The caregiver effect wins out over the added worker effect when Canadian are diagnosed with cancer, research from Statistics Canada suggests.

It’s to be expected that cancer patients work fewer hours and earn less money, but Statistics Canada found that their spouses’ employment rates and income levels also dropped significantly.

Read: Employees with cancer need your support

Employment rates for Canadian men and women under 60 whose spouses were diagnosed with cancer fell an average of 2.4 percentage points in the first five years after diagnosis. At the same time, their annual earnings fell by $2,000 for men and $1,500 for women, which is equivalent to a 3.4 per cent decline for men and a 5.9 per cent decline for women.

After a health shock such as a cancer diagnosis, an individual’s spouse may work more hours to make up for lost household income (the added worker effect). Alternatively, they may work fewer hours to care for or spend more leisure time with their sick spouse (the caregiver effect).

Read: Plan sponsors underestimate prevalence of chronic disease

Statistics Canada points out that the added worker effect is more common in the U.S., where access to employer-sponsored health insurance acts as an added incentive for the spouse to keep working.

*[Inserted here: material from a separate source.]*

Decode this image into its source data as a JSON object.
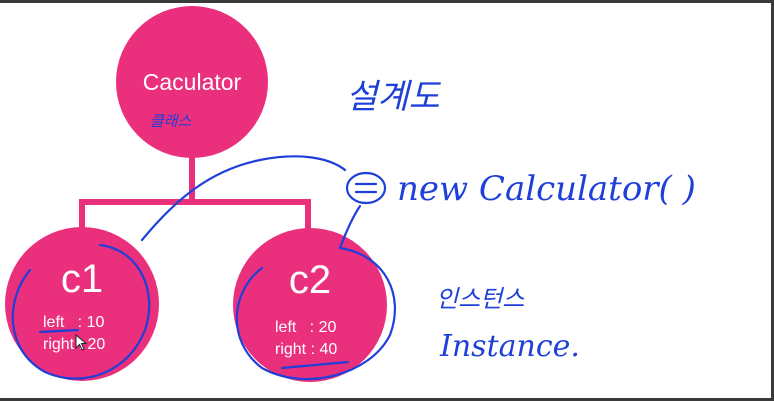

But with Canada’s universal healthcare system, the added worker effect is less prevalent.

Researchers used data from the 1991 Census, the Canadian Cancer Registry and income tax records to track employment and income levels and cancer diagnoses among individuals who were continuously married to the same person from 1992 to 2003.

Read: A look at workplace support for employees with cancer

Copyright © 2018 Transcontinental Media G.P. Originally published on